What is a vasovagal episode and what causes it?
Also called a vasovagal syncope – this is a common, non-life-threatening type of fainting or loss of consciousness due to a temporary decline in blood flow to the brain.
Vasovagal syncope is caused by the relaxation of the blood vessels and lowering of the heart rate, which leads to low blood pressure. Losing consciousness is the body’s normal response to low blood pressure.
The changes in the blood vessels and heart rate are caused by an imbalance in the control of the nervous system that facilitates communication between the heart, blood vessels, and brain. Doctors do not completely understand the brain’s control of these involuntary signals and why some people develop vasovagal syncope.
How common is this condition?
It is common in younger patients and 20 – 25% of young people may experience it. The elderly also tend to be more prone to experiencing a vasovagal reflex. People who are easily dehydrated are at a higher risk of having a vasovagal syncope.
An elderly patient on certain medication like diuretics for hypertension would be more prone to a vasovagal episode. Also, when an elderly patient has constipation or benign prostatic hyperplasia (enlarged prostate) with obstruction, straining may trigger the vasovagal reflex and syncope.
What are the potential dangers of a vasovagal episode?
The most severe consequence would be an accident or injury sustained during loss of consciousness and fainting. Preventing a vasovagal episode is thus important to avoid such accidents.
Vasovagal syncope is not a sign of more serious illnesses.
How do I know if I'm experiencing a vasovagal episode?
Avoid fainting spells by recognising the symptoms before it happens. Look out for symptoms including:
- Dizziness or light-headedness
- Buzzing in the ears or a change in hearing

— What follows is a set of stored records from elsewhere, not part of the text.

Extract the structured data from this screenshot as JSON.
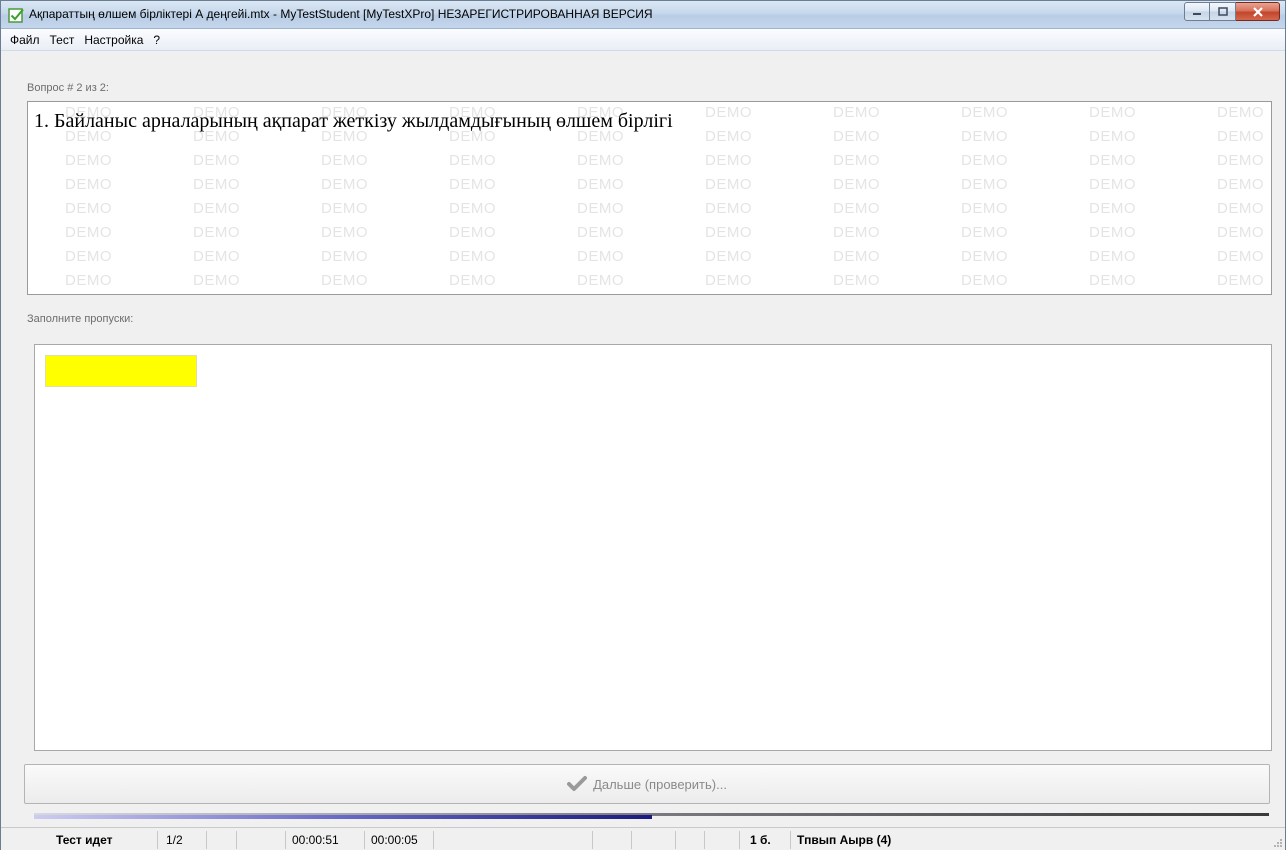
{
  "window": {
    "title": "Ақпараттың өлшем бірліктері  А деңгейі.mtx - MyTestStudent [MyTestXPro] НЕЗАРЕГИСТРИРОВАННАЯ ВЕРСИЯ",
    "icon": "check-square-icon"
  },
  "menu": {
    "items": [
      "Файл",
      "Тест",
      "Настройка",
      "?"
    ]
  },
  "question": {
    "counter": "Вопрос # 2 из 2:",
    "text": "1. Байланыс  арналарының  ақпарат жеткізу жылдамдығының өлшем бірлігі",
    "watermark": "DEMO"
  },
  "answer": {
    "instruction": "Заполните пропуски:",
    "blank_value": "",
    "blank_color": "#ffff00"
  },
  "next_button": {
    "label": "Дальше (проверить)...",
    "icon": "check-icon"
  },
  "progress": {
    "fraction": 0.5
  },
  "status": {
    "state": "Тест идет",
    "question_index": "1/2",
    "elapsed_total": "00:00:51",
    "elapsed_question": "00:00:05",
    "score": "1 б.",
    "student": "Тпвып Аырв (4)"
  }
}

- Blurring, tunnelling, or a loss of vision
You may recognise someone experiencing a fainting spell when they appear pale.
What should I do if I think I'm having a vasovagal episode?
Don’t try to walk to the clinic or go outside because you might faint before arriving at your destination. If you notice someone suffering a fainting spell, bring the person away from a hot, crowded area.
There are moves known as anti-gravity manoeuvres that can prevent the loss of consciousness.
The most effective manoeuvre is lying down on your back with your knees bent.
When you are in a situation where lying down is inappropriate, try a low squat. Squatting brings your heart closer to your legs, returns much of the pooled blood to the heart, and blocks the arteries that carry blood to the legs. These changes raise the blood pressure in the rest of your body.
A more subtle but less effective manoeuvre is to cross your legs while standing in place and tighten your abdominal muscles. This tends to work well during when you start to recognise the symptoms of a fainting spell and can be useful when you are standing still in a crowded place. This move can also be used while standing around talking to people, and can be very effective at preventing dizziness.
What is your advice regarding vasovagal syncope?
This condition can be treated without drugs or medical intervention. You should learn to recognise the symptoms at the onset of a fainting spell and carry out the manoeuvres above.
Staying hydrated is the most effective way to prevent dizziness and fainting. First, you should avoid consuming caffeinated drinks. Caffeine increases the body’s production of urine, stimulates the heart, and makes fainting more likely to occur. Eliminate caffeine intake slowly from your diet slowly, over a period of 1 – 2 weeks to avoid excessive tiredness or headaches resulting from caffeine withdrawal.
Second, increase your fluid intake and monitor your hydration level by examining your urine colour and frequency. If you are well hydrated, you will have to urinate more frequently and your urine colour will be clear. If you are poorly hydrated, your urine will be dark yellow and you will urinate infrequently.
You can improve your hydration by drinking beverages that contain salt. These include sports drinks, and decaffeinated beverages such as ginger ale, soda and most juices. Water is acceptable even though it does not contain salt. When you get thirsty, you are already getting dehydrated. You may need to carry a bottle of water with you, especially when water is not readily available.
Article contributed by Dr Jeremy Chow, cardiologist at Mount Elizabeth Hospital
Tan, M P, Parry, S. (2008, February 12) Vasovagal Syncope in the Older Patient. Journal of the American College of Cardiology, 51(6) 599-606. DOI: 10.1016/j.jacc.2007.11.025